I have the privilege of mentoring a young man who lives quite some distance away. One day he sent me a list of questions, and I thought I would share my answers with all of you each week for the next several weeks—not that I think that I have all the answers, but I do think that many of us are asking the same questions…so let’s start this week with joy and positivity.

How do you maintain joy?

What does “practicing positivity” look like in your life?

These are two very different questions. To me, joy depends not on circumstances or even the way I choose to respond to circumstances, but rather joy comes from the Lord. Joy comes in knowing that Jesus thought I was worth dying for. Joy comes in knowing that ultimately God triumphs, and good triumphs over evil and that there’s a place for me in heaven with my Lord. When that’s my foundation, I can maintain joy no matter what happens around me and to me.

That foundation is an ever-present source of strength. It’s seeing things not necessarily as they presently are but as they will be in God’s Kingdom.

Practicing positivity is different. Some people think that happiness is simply a response to one’s current situation. Here’s what I found: if you chase after happiness, you probably will never find it. It’s elusive. And it’s not an end in itself, but it’s a byproduct. I have often found I am happiest when I am helping other people reach their goals. Or when I’m working hard just to help somebody. I’m happy when I can make a difference, especially in somebody else’s life. That is to say that when I’m doing something good, something helpful, something meaningful, that I feel happy. By the way, I think God made us that way for a reason. We’re made to be in a relationship with one another. We’re made to help one another.

Practicing positivity, or choosing happiness, has very little to do with one’s circumstances. My friend Dale used to tell me, “Positive thinking isn’t the be-all-end-all, but it certainly beats the alternative.”
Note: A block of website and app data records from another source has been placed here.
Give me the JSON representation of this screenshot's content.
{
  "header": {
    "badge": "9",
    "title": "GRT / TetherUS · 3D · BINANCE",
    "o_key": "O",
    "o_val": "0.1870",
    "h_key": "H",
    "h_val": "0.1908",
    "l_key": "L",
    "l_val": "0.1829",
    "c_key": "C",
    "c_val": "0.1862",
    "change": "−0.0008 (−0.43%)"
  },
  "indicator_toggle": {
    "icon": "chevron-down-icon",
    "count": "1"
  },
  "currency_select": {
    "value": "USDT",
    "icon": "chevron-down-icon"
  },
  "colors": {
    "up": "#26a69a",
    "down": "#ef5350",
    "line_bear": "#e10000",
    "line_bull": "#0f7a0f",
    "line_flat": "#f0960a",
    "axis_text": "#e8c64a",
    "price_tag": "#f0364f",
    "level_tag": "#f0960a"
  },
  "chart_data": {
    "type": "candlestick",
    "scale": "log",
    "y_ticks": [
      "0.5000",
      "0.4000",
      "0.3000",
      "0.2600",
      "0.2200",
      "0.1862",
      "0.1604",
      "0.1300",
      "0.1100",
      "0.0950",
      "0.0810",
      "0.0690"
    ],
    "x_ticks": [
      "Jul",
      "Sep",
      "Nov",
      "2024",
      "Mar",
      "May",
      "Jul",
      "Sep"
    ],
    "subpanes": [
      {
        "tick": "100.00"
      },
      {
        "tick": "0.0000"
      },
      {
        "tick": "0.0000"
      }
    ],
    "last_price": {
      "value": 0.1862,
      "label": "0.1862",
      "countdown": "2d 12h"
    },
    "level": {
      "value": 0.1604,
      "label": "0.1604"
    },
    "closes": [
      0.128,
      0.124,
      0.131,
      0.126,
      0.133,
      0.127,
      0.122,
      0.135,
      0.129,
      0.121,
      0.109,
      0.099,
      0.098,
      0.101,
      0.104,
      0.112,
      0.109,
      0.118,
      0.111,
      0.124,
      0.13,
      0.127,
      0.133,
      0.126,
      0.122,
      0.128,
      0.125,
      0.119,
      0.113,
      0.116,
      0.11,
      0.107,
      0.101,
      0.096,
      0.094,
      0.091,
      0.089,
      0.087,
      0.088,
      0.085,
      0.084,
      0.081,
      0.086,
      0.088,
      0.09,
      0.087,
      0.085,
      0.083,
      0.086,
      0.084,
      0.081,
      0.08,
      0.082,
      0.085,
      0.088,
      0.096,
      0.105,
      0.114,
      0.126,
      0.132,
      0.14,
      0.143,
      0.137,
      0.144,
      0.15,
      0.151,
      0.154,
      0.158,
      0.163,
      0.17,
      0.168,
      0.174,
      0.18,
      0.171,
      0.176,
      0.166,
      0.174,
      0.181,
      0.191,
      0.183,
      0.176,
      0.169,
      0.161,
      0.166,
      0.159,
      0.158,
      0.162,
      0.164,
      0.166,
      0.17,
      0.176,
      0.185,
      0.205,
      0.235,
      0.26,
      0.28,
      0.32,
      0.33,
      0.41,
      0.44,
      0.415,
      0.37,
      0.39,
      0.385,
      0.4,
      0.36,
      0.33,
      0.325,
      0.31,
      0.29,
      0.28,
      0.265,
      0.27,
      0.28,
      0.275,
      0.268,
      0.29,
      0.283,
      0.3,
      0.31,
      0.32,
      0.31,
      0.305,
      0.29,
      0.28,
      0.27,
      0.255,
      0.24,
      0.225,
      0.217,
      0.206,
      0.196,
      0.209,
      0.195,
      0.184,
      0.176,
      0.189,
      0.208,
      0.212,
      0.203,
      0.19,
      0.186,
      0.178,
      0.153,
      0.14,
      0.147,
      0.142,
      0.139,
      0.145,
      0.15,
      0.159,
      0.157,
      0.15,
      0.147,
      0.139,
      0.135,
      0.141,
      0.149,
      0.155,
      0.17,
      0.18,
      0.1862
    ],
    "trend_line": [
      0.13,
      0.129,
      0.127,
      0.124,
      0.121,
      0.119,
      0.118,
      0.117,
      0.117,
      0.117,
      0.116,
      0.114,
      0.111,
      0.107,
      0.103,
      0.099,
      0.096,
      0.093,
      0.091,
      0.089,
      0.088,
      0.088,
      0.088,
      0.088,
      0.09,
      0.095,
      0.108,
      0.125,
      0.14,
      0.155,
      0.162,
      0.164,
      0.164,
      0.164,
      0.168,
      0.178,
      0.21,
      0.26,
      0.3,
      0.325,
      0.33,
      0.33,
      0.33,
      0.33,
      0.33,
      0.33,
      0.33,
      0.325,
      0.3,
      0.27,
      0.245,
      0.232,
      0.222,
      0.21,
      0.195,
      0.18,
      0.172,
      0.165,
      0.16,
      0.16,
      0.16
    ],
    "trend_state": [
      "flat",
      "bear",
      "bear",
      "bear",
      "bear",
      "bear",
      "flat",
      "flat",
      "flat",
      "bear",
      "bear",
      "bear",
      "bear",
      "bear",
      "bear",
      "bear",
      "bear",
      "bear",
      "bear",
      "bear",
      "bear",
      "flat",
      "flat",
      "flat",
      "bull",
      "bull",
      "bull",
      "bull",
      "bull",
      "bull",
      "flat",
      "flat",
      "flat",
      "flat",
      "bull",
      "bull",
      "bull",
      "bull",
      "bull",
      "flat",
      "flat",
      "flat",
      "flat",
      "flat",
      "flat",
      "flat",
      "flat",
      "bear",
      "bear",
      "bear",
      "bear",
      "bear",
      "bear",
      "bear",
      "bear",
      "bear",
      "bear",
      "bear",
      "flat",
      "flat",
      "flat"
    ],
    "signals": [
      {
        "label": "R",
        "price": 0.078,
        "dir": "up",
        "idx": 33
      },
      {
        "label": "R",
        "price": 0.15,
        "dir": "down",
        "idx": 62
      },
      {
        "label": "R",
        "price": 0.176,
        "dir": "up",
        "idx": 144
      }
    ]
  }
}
For me, practicing positivity and choosing happiness is something I do every day. I get up in the morning and get on my bicycle and head out on the open road. And while I’m cycling, I pray. And when I pray, I usually start with thanking God for who He is, for what He’s done, for what He’s doing, and for what He will do. Then I often list things that I am thankful for, all gifts from God. Whether we’re talking about creation or my family, or we’re talking about the congregation I serve…it’s just any number of things.

When I do that, it sets the tone for my day. I start with an attitude of gratitude. I start with thankfulness, and it points me in a positive direction emotionally and spiritually for the day.

We get to choose our attitude for the day. So often, people let the day’s circumstances determine their attitude, but the truth is we get to choose it. Imagine that somebody you don’t know cuts you off in traffic on the way to work in the morning. You might get frustrated; you might get angry. If you let it, that might set your tone for the whole day. But why should you let somebody you don’t even know, somebody who may not even realize that they cut you off decide your attitude for the day? They’re just off on their merry way, having a good day. Why should you let that make you grumpy and irritable for the rest of the day? There are all kinds of blessings waiting for you at work or school. Why not focus on that?

Abraham Lincoln put it this way, “Most people are about as happy as they make their mind up to be.” That’s the truth. You get to choose your attitude. You can make that a conscious choice every day. You can take a break when you’re upset and ask yourself, “Is this going to matter a hundred years from now?” If the answer is no, it is probably not a good reason to let circumstances dictate your mood for the day.

Make it a great day.

In His grip,

Pastor